- _Available data_
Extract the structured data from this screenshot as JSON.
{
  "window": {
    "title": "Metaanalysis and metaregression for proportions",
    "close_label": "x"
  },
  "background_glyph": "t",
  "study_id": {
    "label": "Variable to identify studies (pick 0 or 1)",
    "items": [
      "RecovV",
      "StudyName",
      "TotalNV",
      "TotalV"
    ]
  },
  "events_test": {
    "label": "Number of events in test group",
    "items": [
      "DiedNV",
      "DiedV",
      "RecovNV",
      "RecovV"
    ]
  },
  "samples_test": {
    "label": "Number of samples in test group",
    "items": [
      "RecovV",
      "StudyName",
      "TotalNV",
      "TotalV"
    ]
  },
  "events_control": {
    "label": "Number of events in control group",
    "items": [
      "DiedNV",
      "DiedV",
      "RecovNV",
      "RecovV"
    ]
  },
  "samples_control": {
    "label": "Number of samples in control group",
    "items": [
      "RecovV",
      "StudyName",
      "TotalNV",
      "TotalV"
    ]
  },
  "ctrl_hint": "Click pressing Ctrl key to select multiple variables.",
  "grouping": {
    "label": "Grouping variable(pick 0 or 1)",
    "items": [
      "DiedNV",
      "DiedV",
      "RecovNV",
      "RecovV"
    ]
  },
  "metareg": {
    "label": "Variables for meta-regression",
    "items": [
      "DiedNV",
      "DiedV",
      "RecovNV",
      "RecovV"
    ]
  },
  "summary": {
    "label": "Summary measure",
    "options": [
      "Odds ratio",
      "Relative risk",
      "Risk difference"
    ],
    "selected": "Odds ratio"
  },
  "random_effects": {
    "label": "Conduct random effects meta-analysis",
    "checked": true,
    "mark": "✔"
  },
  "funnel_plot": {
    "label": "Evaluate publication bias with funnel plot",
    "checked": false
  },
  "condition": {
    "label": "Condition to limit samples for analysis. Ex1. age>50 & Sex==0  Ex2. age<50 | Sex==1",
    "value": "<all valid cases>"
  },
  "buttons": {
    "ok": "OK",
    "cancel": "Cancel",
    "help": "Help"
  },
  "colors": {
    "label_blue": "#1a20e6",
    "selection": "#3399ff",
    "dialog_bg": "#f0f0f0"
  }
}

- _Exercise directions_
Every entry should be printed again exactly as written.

- _Output below_
Extract the structured data from this screenshot as JSON.
{
  "window": {
    "title": "Metaanalysis and metaregression for proportions",
    "close_label": "x"
  },
  "background_glyph": "t",
  "study_id": {
    "label": "Variable to identify studies (pick 0 or 1)",
    "items": [
      "RecovV",
      "StudyName",
      "TotalNV",
      "TotalV"
    ]
  },
  "events_test": {
    "label": "Number of events in test group",
    "items": [
      "DiedNV",
      "DiedV",
      "RecovNV",
      "RecovV"
    ]
  },
  "samples_test": {
    "label": "Number of samples in test group",
    "items": [
      "RecovV",
      "StudyName",
      "TotalNV",
      "TotalV"
    ]
  },
  "events_control": {
    "label": "Number of events in control group",
    "items": [
      "DiedNV",
      "DiedV",
      "RecovNV",
      "RecovV"
    ]
  },
  "samples_control": {
    "label": "Number of samples in control group",
    "items": [
      "RecovV",
      "StudyName",
      "TotalNV",
      "TotalV"
    ]
  },
  "ctrl_hint": "Click pressing Ctrl key to select multiple variables.",
  "grouping": {
    "label": "Grouping variable(pick 0 or 1)",
    "items": [
      "DiedNV",
      "DiedV",
      "RecovNV",
      "RecovV"
    ]
  },
  "metareg": {
    "label": "Variables for meta-regression",
    "items": [
      "DiedNV",
      "DiedV",
      "RecovNV",
      "RecovV"
    ]
  },
  "summary": {
    "label": "Summary measure",
    "options": [
      "Odds ratio",
      "Relative risk",
      "Risk difference"
    ],
    "selected": "Odds ratio"
  },
  "random_effects": {
    "label": "Conduct random effects meta-analysis",
    "checked": true,
    "mark": "✔"
  },
  "funnel_plot": {
    "label": "Evaluate publication bias with funnel plot",
    "checked": false
  },
  "condition": {
    "label": "Condition to limit samples for analysis. Ex1. age>50 & Sex==0  Ex2. age<50 | Sex==1",
    "value": "<all valid cases>"
  },
  "buttons": {
    "ok": "OK",
    "cancel": "Cancel",
    "help": "Help"
  },
  "colors": {
    "label_blue": "#1a20e6",
    "selection": "#3399ff",
    "dialog_bg": "#f0f0f0"
  }
}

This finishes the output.